Newt Gingrich – Democracy’s Blessing or Curse?
In one fell swoop Newt Gingrich focused the world’s attention on all of the ignorance that has plagued Israel through more than 30 years of rhetoric and innuendo: a rhetoric cultivated by Israel’s opponents and nurtured by those complacent enough to accept it as gospel. Beginning as early as the establishment of the State of Israel and gaining steam through the progression of politicians that sponsored the Oslo Accords, this malaise has grown unchecked, but Newt fixed that.

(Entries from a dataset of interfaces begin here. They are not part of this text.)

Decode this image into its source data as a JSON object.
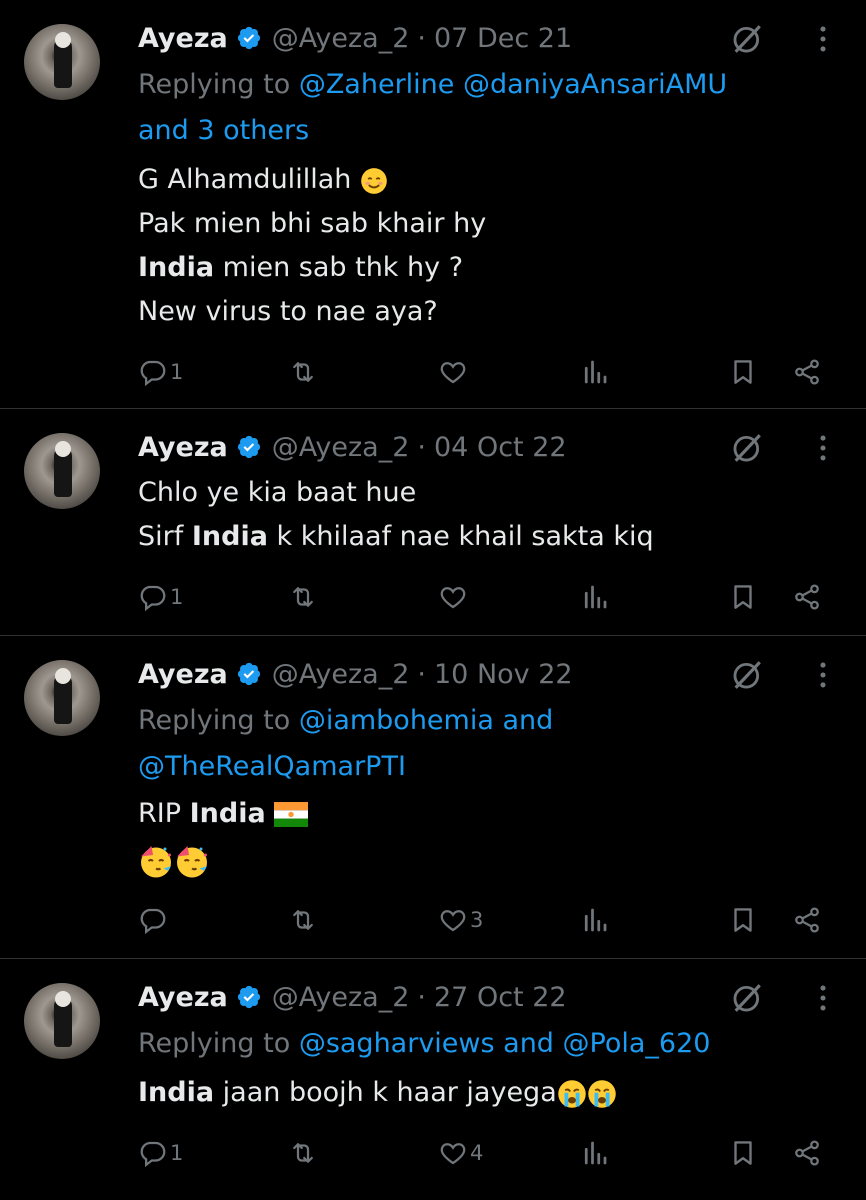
{
  "colors": {
    "background": "#000000",
    "text": "#e7e9ea",
    "muted": "#71767b",
    "link": "#1d9bf0",
    "verified": "#1d9bf0",
    "divider": "#2f3336"
  },
  "tweets": [
    {
      "name": "Ayeza",
      "handle": "@Ayeza_2",
      "sep": "·",
      "date": "07 Dec 21",
      "reply_prefix": "Replying to ",
      "reply_links": "@Zaherline @daniyaAnsariAMU",
      "reply_suffix": "and 3 others",
      "lines": [
        "G Alhamdulillah",
        "Pak mien bhi sab khair hy",
        "India",
        " mien sab thk hy ?",
        "New virus to nae aya?"
      ],
      "emoji": "smiling-face-emoji",
      "stats": {
        "replies": "1",
        "retweets": "",
        "likes": ""
      }
    },
    {
      "name": "Ayeza",
      "handle": "@Ayeza_2",
      "sep": "·",
      "date": "04 Oct 22",
      "lines": [
        "Chlo ye kia baat hue",
        "Sirf ",
        "India",
        " k khilaaf nae khail sakta kiq"
      ],
      "stats": {
        "replies": "1",
        "retweets": "",
        "likes": ""
      }
    },
    {
      "name": "Ayeza",
      "handle": "@Ayeza_2",
      "sep": "·",
      "date": "10 Nov 22",
      "reply_prefix": "Replying to ",
      "reply_links": "@iambohemia",
      "reply_and": " and",
      "reply_links2": "@TheRealQamarPTI",
      "lines": [
        "RIP ",
        "India"
      ],
      "emojis": [
        "flag-icon",
        "partying-face-emoji",
        "partying-face-emoji"
      ],
      "stats": {
        "replies": "",
        "retweets": "",
        "likes": "3"
      }
    },
    {
      "name": "Ayeza",
      "handle": "@Ayeza_2",
      "sep": "·",
      "date": "27 Oct 22",
      "reply_prefix": "Replying to ",
      "reply_links": "@sagharviews",
      "reply_and": " and ",
      "reply_links2": "@Pola_620",
      "lines": [
        "India",
        " jaan boojh k haar jayega"
      ],
      "emojis": [
        "loudly-crying-face-emoji",
        "loudly-crying-face-emoji"
      ],
      "stats": {
        "replies": "1",
        "retweets": "",
        "likes": "4"
      }
    }
  ]
}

Unsettling as it may be, in the arena of global policymaking, it is general practice for political leaders from one administration to spin webs of misinformation and half-truths in order to elicit compliance from the politicians of other nations. Instead of leading towards sound policy and even-handed legislation, this political manipulation simply promotes confusion and ignorance. This practice of spreading misinformation and inflammatory rhetoric regularly happens when, for example, the principal sponsors of important events promote their private views by encouraging less scrupulous politicians to espouse their personal agendas. The corrupting influence of financial incentives exists as something of a permanent virus contaminating democracies that otherwise work quite well. The story is an old one in which politicians, who often begin with the best of intentions seeking tirelessly to achieve their various moral objectives, ultimately find themselves in compromising situations, capitulating to the views of their supporters, political advisers, or even adversaries.

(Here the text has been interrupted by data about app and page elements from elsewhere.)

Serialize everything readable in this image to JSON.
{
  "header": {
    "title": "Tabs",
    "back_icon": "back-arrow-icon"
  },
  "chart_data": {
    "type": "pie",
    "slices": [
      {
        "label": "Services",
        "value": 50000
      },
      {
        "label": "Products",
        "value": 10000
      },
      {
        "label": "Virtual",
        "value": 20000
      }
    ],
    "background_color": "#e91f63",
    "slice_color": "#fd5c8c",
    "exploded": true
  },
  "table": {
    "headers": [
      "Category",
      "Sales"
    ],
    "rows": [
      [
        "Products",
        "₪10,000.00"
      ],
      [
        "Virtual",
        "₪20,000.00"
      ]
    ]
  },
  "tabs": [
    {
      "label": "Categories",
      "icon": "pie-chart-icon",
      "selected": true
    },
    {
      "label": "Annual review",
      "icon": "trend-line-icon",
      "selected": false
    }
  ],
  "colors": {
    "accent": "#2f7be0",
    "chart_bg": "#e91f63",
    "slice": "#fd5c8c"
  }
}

When it comes to spewing prejudicial views against Israel, there are all too many examples of this disturbing practice. Take, for instance, the much maligned remarks uttered last month by the U.S. Ambassador to Belgium, Howard Gutman. Speaking at a conference on anti-Semitism sponsored by the European Jewish Union in Brussels, Gutman insisted that recent European anti-Semitism was fueled by Israel’s delaying negotiations for a Palestinian state. While Gutman was widely castigated for his comments, the loathsome practice of blaming Israel for the hatred lobbed at her is all too common.
Such mindless speech may just be a case in point but then the same must be said for the words delivered by Secretary of State Hilary Clinton at this year’s Saban conference. Clinton openly expressed her concern for the future of Israel’s domestic democracy claiming that legislation introduced in the Knesset against radical left-wing NGOs endangered the process of democracy. Her comments rang out much to the chagrin of Israel’s die-hard politicians who live by that democracy each day.
Such bombastic antics make me think of Abraham Lincoln’s famous words: “You can fool some of the people all of the time, and all of the people some of the time, but you can’t fool all of the people all of the time.” If, as a politician, you can fool all of the people some of the time, would you? Perhaps that’s what politicians must do to survive in the world of politics; but if that’s the case, then fooling some of the people all of the time would probably keep you in politics longer. Hmmm… food for thought?
The fickle nature of politicians is so plainly reflected in these words, and that alone should be enough to set alarms buzzing. However, we live in a jaded world where constituents who cling to the belief that their votes are the driving force behind democracy’s vibrancy swallow the deceitful verbosity unprincipled politicians throw at them.
How foolish to endorse anti-Semitism as being fueled by political action, as Ambassador Gutman did, or, worse yet, the paradox of insisting that the passage of a law in a democratically elected government is an affront to the very democracy that gives rise to that law as Secretary Clinton posited. Absurd! Such haranguing is fueled by ignorance and, in turn, encourages people who support even more ignorant politicians too busy spouting their own invectives to be deterred by facts.
I was in the midst of composing this article when, unrelated to my writing, I was asked to describe what a blessing is and how it relates to free choice. At first I did not connect this seemingly tangential question to my article, but now I find myself weaving my understanding into the very concept of free choice inherent in a democracy.
The will and insight that motivate society to modify its course must be understood by those disciplined push/pull politicians tasked with navigating the political fog. A blessing causes a positive change to the essential self when bestowed by a selfless agent, notwithstanding our limitation to perceive this “magical” process, we all know individuals that may be considered blessed who deliver successful actions and outcomes.
Good leaders are distinguished , because their insight leads them to achieve goals that reflect their accurate comprehension of it. The “magic” is in their unshakable bond in the belief that motivates their lifelong careers to bring changes to improve society’s fabric. On the flip side, politicians who focus on the struggle with political onslaught or challenges to their personal lives often make compromises that ultimately characterize their infamous or uneventful careers.
Democracy is the blessing of free choice bestowed on society, an antidote to the political virus. When less scrupulous politicians are corrupted by the influence of financial incentives, society is at risk of infection cured only by constituents exercising free choice. Indeed, democratic or even theocratic societies are strengthened by the courage of leaders committed to their unwavering conviction not to be influenced by ignorance and inflammatory rhetoric or those who would attempt to fool all of the people all the time.